U.S. Sen. Martin Heinrich, a Democrat, made the announcement while visiting the state as part of a multi-day tour that also included looking at the potential for more outdoor recreation elsewhere as New Mexico and other western states promote their wide open spaces in hopes of attracting more tourists and more money.
White Sands already brings in about a half-million visitors each year, and Heinrich said designating the area as a national park has been something that community leaders and local elected officials have been pursuing for years.
“Everyone who visits White Sands marvels at its remarkable geology, spectacular scenery and outstanding recreation experiences,” he said in a statement. “And the broad regional support we’ve received for what could be our state’s second national park demonstrates the endless opportunities this designation would offer to communities and local businesses across southern New Mexico.”
With national park status, supporters hope the destination would get more recognition. Entrance fees and access would remain the same.
A study released Friday by the nonprofit research group Headwaters Economics found re-designation of White Sands could result in more than $6 million in new spending and dozens of additional jobs.
The group looked at eight re-designated national parks in California, Colorado, Arizona, and Utah and found visits increased on average by about 20 percent within five years. The parks also had more overnight visits and spending per visitor than monuments.
The study also suggests that the uptick in visitation at national parks following the recession will persist as long as the national economy continues to grow.
White Sands was established as a monument in 1933 by President Herbert Hoover to preserve the dunes and additional features of scenic, scientific and educational interest.
Supporters have said the monument contains a more diverse set of archaeological and scientific resources that were first known, including the recent discovery of Ice Age fossilized footprints and sloth tracks.
The monument has the largest collection of fossilized tracks in gypsum in the world, from saber-toothed cats and wooly mammoths to ancient camels.
Thousands of hearth sites where early inhabitants built campfires also have been preserved in the dunes in ways not found elsewhere, and scientists are finding new species and subspecies of insects and reptiles that have adapted to the unique conditions.
White Sands is bordered by a military missile range. The legislation would clear the way for a land trade with the U.S. Army that has been in the works since the 1970s.
An additional 9 square miles (23 square kilometers) would be transferred to White Sands and park officials would take over management of another area currently within the monument’s boundary. Nearly 6 square miles (15 square kilometers) would be transferred to the Army.
Situated in the Tularosa Basin, the monument currently spans 224 square miles (360 square kilometers) with the dune field stretching across parts of the monument and the missile range.

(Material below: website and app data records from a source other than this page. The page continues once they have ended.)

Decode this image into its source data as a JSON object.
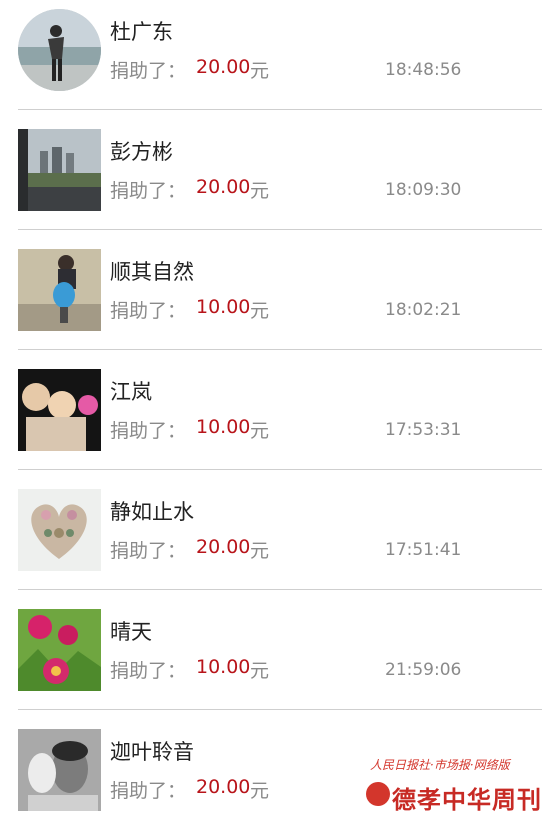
{
  "donations": [
    {
      "name": "杜广东",
      "label": "捐助了：",
      "amount": "20.00",
      "unit": "元",
      "time": "18:48:56",
      "avatar": "person-on-riverbank-avatar"
    },
    {
      "name": "彭方彬",
      "label": "捐助了：",
      "amount": "20.00",
      "unit": "元",
      "time": "18:09:30",
      "avatar": "city-road-avatar"
    },
    {
      "name": "顺其自然",
      "label": "捐助了：",
      "amount": "10.00",
      "unit": "元",
      "time": "18:02:21",
      "avatar": "child-on-toy-avatar"
    },
    {
      "name": "江岚",
      "label": "捐助了：",
      "amount": "10.00",
      "unit": "元",
      "time": "17:53:31",
      "avatar": "two-children-avatar"
    },
    {
      "name": "静如止水",
      "label": "捐助了：",
      "amount": "20.00",
      "unit": "元",
      "time": "17:51:41",
      "avatar": "flower-heart-avatar"
    },
    {
      "name": "晴天",
      "label": "捐助了：",
      "amount": "10.00",
      "unit": "元",
      "time": "21:59:06",
      "avatar": "peony-flower-avatar"
    },
    {
      "name": "迦叶聆音",
      "label": "捐助了：",
      "amount": "20.00",
      "unit": "元",
      "time": "",
      "avatar": "man-with-mask-avatar"
    }
  ],
  "watermark": {
    "top_text": "人民日报社·市场报·网络版",
    "main_text": "德孝中华周刊"
  },
  "colors": {
    "amount": "#b8141a",
    "muted": "#8a8a8a",
    "name": "#222222",
    "divider": "#cfcfcf"
  }
}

Under the proposal, existing agreements would remain in place between the military and the National Park Service to protect the use of airspace and testing grounds for the missile range, nearby Holloman Air Force Base and Fort Bliss.